=== Section Start ===
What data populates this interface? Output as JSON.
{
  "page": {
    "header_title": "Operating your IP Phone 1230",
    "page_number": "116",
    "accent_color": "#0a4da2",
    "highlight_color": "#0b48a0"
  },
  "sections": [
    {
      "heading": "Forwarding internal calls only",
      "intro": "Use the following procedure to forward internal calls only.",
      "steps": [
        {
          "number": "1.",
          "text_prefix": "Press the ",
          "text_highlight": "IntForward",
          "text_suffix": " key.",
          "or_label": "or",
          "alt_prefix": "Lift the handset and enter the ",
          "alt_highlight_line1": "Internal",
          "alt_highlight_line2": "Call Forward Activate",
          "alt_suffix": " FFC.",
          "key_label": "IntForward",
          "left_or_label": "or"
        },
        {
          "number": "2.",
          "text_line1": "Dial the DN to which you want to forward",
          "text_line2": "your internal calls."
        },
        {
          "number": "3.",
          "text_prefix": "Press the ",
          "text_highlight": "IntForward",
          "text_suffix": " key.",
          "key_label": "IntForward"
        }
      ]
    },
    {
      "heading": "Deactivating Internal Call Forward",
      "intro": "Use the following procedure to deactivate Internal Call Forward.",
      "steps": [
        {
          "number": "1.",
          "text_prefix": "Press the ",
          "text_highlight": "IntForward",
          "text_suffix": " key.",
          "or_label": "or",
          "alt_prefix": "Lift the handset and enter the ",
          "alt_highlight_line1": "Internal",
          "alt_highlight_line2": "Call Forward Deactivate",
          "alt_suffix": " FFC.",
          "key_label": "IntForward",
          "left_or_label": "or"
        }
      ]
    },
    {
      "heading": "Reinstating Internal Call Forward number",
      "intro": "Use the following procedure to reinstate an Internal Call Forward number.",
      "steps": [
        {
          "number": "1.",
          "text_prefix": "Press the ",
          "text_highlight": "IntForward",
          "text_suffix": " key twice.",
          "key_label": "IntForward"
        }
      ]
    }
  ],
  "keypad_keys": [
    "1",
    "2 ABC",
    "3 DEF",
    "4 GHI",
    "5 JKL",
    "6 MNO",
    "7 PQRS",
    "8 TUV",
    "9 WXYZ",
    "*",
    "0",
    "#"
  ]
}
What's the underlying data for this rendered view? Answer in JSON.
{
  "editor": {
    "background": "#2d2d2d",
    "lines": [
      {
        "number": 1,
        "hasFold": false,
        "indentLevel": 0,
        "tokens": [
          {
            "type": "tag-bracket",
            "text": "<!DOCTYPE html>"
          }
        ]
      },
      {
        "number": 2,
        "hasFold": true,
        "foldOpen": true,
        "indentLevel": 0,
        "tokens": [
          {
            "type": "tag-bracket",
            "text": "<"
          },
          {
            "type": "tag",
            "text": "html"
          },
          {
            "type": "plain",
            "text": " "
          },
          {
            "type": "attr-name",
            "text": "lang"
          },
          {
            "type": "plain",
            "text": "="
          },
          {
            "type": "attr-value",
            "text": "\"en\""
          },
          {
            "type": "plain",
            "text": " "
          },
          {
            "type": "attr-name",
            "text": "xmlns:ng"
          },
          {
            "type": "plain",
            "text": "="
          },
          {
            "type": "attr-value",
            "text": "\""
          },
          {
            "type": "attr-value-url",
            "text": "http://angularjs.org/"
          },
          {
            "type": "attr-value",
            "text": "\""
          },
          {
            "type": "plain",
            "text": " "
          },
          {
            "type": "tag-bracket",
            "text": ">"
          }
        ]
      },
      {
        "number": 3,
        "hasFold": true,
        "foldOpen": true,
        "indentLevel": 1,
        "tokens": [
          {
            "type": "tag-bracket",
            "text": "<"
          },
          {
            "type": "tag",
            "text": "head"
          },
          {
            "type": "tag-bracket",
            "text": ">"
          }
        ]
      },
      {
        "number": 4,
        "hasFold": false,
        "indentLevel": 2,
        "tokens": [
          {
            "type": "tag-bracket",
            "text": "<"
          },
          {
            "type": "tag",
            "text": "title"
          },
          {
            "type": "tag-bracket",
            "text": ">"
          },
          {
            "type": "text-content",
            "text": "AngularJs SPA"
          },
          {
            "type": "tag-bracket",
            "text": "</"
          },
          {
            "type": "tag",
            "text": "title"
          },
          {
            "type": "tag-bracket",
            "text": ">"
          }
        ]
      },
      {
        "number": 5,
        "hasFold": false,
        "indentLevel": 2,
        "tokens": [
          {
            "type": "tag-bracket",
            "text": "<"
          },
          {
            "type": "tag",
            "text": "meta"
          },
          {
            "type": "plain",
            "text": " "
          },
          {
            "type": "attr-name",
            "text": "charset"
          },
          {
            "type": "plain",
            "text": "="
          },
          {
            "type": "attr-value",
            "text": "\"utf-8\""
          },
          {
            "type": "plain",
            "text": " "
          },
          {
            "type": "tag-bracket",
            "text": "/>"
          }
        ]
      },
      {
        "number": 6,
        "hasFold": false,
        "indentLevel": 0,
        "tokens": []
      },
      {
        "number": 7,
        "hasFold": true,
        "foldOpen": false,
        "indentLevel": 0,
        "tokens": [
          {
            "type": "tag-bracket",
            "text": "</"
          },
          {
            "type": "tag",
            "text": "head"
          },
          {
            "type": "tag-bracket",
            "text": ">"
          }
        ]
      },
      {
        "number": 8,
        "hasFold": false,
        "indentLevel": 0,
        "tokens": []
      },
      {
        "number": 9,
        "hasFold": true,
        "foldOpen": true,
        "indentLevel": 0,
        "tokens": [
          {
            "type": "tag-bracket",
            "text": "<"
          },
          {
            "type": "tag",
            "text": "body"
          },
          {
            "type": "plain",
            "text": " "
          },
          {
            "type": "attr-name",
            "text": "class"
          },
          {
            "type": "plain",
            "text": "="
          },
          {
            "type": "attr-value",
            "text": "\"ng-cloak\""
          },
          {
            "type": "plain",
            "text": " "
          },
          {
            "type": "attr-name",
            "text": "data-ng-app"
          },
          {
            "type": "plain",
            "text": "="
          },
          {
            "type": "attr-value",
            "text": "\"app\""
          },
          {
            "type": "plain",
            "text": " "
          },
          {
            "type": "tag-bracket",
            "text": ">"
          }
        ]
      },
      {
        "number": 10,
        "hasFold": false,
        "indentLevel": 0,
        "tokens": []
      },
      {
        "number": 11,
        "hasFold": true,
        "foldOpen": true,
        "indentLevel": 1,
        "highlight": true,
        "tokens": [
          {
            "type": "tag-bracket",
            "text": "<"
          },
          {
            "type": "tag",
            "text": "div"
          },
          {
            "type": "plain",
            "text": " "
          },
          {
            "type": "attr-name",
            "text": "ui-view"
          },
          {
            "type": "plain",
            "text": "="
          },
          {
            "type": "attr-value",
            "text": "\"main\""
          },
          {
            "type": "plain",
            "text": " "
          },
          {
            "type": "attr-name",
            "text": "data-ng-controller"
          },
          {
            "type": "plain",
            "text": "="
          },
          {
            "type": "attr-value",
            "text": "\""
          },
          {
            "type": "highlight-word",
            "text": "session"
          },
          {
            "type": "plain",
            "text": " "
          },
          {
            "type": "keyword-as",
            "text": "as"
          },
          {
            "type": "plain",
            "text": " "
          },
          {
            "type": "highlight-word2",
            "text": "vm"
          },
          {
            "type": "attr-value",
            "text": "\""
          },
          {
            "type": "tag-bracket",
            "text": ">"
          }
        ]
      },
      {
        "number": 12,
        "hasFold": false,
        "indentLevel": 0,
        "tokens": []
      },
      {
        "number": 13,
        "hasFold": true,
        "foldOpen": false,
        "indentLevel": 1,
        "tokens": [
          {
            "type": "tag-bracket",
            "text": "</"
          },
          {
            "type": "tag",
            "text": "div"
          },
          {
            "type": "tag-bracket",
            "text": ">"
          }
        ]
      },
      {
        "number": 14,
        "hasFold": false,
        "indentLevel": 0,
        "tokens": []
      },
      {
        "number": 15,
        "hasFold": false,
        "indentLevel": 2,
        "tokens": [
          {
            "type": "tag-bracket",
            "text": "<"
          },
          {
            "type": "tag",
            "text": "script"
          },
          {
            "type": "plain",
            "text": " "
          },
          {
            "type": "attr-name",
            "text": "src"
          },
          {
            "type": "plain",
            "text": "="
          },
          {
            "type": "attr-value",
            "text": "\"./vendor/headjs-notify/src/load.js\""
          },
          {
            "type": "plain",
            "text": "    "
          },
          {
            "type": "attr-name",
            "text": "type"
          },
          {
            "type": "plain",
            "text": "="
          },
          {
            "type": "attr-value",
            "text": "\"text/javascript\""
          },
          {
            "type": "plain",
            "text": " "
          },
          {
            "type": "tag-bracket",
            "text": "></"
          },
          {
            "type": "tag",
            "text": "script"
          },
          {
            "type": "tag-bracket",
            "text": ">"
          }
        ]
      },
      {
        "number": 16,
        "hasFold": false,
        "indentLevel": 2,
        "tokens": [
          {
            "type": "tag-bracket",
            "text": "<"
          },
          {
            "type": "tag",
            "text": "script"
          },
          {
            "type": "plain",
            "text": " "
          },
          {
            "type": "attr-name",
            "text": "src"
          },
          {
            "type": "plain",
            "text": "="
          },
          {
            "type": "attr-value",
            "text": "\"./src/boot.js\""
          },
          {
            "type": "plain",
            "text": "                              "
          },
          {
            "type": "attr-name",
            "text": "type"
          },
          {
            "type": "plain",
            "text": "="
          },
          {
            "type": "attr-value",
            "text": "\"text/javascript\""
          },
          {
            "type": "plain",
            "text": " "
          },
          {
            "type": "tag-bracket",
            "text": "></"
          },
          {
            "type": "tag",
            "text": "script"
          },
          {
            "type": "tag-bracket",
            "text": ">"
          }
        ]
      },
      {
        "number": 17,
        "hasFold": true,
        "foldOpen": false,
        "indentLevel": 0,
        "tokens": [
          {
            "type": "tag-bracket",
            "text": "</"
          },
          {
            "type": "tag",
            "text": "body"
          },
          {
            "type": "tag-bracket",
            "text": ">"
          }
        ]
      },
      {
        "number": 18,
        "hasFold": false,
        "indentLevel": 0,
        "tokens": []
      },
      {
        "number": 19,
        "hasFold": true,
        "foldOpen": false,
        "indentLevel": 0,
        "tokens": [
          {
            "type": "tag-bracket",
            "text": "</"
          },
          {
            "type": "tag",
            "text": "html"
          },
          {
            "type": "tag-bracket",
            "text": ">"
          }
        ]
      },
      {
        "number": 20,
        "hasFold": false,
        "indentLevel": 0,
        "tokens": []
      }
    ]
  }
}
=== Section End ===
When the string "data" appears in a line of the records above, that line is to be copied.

= REPLY TO THE EXERCISE =
What data populates this interface? Output as JSON.
What's the underlying data for this rendered view? Answer in JSON.
            "text": "data-ng-app"
            "text": "data-ng-controller"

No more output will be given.